START Data shown

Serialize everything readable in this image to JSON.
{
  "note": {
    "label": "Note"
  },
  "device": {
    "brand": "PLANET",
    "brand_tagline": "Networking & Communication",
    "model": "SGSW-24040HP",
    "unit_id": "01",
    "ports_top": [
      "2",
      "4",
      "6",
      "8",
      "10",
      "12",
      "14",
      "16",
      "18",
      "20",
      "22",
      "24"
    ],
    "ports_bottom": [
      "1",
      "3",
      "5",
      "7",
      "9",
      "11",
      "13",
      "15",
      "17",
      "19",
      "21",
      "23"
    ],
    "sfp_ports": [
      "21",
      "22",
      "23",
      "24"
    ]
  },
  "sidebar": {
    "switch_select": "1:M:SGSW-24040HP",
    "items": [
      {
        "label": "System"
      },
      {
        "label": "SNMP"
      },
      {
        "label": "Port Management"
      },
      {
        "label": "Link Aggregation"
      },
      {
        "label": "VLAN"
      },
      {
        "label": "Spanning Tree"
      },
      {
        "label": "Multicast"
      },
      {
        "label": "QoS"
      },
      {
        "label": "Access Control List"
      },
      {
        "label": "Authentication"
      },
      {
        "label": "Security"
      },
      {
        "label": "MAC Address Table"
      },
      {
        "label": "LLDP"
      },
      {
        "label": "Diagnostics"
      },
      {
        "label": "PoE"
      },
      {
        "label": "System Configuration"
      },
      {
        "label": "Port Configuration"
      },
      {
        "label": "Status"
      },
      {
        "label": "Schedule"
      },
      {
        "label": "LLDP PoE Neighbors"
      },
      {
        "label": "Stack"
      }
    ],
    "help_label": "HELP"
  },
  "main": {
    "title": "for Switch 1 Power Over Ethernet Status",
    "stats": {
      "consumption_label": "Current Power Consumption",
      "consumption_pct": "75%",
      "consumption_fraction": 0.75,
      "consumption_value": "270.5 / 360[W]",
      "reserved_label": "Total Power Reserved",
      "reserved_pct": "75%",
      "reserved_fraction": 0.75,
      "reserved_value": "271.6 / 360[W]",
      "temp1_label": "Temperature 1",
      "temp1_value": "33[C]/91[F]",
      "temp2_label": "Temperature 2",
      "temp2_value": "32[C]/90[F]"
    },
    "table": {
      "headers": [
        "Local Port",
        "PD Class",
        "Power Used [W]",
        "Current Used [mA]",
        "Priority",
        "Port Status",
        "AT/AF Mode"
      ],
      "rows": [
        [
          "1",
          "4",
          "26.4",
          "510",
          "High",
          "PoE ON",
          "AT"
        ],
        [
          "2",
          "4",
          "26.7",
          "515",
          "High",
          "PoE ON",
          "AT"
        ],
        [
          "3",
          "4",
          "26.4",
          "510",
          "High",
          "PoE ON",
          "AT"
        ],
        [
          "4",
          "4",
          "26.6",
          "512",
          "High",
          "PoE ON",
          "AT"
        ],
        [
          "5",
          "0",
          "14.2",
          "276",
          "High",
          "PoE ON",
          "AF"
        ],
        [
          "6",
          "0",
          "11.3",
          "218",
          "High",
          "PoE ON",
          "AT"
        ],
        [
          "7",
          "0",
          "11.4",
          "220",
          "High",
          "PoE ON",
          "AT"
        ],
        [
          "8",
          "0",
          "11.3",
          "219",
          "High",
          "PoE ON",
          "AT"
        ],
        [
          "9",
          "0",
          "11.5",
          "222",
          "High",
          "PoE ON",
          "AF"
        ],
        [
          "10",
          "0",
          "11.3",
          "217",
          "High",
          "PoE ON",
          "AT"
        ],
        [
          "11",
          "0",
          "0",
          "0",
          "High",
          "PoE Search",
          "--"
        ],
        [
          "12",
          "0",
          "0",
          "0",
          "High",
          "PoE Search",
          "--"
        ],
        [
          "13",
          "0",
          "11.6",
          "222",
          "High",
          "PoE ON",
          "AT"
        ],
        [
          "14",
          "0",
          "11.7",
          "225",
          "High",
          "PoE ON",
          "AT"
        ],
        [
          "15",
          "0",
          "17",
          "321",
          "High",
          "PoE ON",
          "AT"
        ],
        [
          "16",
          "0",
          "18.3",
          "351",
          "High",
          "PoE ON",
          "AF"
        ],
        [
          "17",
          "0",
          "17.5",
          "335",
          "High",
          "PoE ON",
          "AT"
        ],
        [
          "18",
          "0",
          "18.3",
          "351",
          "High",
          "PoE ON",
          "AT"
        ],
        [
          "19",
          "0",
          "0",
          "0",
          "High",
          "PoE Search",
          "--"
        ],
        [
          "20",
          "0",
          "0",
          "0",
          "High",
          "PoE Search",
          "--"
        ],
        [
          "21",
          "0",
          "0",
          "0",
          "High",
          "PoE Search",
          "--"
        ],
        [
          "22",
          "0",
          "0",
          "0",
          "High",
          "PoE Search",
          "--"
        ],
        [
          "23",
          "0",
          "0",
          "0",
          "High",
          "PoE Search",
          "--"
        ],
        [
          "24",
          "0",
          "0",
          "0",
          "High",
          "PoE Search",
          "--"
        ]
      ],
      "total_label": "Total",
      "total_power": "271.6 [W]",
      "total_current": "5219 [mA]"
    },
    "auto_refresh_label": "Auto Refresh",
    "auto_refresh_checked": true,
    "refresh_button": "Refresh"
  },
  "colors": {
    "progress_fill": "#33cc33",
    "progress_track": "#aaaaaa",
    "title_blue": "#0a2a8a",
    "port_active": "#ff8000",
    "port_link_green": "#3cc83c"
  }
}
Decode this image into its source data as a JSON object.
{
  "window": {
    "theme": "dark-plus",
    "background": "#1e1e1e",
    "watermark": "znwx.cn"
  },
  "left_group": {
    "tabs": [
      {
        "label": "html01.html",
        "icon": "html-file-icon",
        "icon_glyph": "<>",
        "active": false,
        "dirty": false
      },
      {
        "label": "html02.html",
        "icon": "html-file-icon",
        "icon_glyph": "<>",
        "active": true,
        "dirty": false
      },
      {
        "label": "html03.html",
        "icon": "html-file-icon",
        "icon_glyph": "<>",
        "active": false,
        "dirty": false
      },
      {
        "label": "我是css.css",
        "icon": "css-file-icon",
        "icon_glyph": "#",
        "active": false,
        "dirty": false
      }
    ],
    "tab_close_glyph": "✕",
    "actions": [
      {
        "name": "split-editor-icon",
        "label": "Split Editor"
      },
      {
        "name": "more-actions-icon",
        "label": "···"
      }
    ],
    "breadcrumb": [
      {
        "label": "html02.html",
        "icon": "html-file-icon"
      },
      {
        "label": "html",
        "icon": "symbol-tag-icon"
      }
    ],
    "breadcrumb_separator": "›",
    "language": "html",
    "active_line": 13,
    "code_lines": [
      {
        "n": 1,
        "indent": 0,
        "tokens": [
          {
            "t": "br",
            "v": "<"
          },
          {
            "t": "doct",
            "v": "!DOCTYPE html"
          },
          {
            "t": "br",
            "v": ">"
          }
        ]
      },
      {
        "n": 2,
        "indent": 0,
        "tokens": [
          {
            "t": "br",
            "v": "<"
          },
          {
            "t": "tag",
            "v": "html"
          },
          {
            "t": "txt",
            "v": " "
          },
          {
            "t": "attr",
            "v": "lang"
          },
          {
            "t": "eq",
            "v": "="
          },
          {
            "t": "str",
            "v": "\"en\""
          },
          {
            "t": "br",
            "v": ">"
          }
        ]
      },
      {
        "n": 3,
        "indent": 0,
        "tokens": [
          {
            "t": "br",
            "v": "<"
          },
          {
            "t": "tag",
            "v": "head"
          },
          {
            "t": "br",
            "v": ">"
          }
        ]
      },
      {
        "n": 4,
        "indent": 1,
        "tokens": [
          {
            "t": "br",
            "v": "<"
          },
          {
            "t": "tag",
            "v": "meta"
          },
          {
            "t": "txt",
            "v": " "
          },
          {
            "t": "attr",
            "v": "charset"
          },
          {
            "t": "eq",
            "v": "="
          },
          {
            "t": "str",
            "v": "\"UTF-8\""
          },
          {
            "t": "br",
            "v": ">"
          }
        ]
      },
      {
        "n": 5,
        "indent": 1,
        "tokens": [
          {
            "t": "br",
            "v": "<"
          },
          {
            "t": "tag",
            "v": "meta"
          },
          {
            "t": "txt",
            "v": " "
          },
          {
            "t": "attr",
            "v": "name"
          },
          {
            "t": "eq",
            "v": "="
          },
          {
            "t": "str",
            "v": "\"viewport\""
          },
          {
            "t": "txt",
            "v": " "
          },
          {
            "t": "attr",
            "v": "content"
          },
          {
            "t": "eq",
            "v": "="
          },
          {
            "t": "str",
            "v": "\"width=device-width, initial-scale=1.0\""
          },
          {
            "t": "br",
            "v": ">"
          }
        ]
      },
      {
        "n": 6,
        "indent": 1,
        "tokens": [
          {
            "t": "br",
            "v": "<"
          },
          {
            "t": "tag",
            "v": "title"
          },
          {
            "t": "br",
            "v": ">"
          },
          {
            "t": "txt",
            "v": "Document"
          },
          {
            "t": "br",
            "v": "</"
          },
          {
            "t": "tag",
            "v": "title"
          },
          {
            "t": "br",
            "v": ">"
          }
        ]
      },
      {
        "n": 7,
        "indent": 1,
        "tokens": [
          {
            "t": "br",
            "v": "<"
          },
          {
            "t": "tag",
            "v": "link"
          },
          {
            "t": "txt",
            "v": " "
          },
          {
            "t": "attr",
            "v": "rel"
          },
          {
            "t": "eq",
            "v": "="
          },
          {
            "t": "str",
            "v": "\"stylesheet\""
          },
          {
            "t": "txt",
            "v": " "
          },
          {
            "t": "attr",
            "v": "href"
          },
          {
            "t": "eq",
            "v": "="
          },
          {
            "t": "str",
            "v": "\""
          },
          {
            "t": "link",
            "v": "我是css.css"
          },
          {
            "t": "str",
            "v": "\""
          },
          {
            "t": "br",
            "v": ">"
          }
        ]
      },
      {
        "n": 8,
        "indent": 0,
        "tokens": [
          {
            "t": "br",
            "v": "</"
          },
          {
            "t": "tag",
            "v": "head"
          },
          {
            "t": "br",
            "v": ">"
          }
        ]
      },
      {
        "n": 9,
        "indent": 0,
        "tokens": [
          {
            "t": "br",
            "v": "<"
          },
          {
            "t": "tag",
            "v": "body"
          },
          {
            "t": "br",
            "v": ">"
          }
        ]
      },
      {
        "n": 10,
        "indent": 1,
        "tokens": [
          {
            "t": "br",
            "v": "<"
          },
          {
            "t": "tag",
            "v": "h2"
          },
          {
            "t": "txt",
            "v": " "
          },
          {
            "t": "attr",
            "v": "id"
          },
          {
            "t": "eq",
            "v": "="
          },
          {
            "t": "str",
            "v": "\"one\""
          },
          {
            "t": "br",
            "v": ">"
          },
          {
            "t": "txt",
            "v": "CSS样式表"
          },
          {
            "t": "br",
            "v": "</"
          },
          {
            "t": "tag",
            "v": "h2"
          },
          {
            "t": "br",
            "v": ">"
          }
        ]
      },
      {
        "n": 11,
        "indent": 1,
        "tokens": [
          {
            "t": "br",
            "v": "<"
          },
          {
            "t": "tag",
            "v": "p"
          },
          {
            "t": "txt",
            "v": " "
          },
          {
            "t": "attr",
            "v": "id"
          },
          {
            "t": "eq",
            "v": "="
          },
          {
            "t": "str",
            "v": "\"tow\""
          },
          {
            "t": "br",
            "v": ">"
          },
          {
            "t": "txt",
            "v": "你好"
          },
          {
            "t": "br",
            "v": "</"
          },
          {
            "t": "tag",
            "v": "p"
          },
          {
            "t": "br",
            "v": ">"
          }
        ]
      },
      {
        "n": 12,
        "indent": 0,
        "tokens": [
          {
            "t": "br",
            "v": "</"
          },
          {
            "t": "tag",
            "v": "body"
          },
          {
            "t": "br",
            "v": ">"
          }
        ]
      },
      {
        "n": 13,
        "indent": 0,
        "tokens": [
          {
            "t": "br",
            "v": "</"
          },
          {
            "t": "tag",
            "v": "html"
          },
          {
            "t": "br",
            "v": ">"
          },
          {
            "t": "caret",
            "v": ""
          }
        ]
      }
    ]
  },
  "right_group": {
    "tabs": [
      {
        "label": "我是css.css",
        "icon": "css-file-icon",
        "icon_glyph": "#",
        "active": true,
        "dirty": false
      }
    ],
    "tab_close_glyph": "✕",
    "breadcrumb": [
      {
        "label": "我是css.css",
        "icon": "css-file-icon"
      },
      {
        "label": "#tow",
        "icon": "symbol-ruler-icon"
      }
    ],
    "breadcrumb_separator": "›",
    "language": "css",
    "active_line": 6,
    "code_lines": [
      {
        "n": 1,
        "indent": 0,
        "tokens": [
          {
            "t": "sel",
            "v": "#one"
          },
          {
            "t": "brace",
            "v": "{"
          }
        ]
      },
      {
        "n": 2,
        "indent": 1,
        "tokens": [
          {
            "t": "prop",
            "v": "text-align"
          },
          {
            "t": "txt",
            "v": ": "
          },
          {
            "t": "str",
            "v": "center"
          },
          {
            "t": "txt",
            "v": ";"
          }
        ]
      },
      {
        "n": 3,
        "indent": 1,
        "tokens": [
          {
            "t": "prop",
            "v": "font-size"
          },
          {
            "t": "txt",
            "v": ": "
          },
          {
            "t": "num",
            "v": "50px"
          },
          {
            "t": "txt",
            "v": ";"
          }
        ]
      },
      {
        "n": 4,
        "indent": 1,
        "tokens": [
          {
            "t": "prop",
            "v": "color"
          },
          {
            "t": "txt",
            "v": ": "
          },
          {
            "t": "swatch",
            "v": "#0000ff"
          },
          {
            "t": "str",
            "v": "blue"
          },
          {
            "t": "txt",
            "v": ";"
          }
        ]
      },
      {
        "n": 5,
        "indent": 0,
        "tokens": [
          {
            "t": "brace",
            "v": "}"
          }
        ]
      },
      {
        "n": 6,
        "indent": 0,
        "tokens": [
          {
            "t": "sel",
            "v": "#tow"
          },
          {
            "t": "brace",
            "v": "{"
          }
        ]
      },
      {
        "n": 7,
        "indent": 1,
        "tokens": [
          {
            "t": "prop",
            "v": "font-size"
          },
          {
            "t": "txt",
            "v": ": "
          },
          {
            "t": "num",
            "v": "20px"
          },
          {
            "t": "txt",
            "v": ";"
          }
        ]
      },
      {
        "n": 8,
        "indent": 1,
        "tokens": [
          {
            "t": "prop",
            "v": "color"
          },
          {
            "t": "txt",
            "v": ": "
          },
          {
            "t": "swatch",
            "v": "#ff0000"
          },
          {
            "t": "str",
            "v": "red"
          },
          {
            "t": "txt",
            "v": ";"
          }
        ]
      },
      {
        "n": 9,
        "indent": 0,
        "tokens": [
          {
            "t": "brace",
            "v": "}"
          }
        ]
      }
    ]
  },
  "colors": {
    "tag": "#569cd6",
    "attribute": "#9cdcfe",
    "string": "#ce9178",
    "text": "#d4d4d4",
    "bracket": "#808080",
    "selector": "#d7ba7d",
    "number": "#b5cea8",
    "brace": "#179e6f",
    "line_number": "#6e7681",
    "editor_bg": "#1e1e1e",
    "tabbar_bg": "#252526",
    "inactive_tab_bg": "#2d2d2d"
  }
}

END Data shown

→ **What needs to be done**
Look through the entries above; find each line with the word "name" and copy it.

→ **Exercise solution**
        "name": "split-editor-icon",
        "name": "more-actions-icon",
            "v": "name"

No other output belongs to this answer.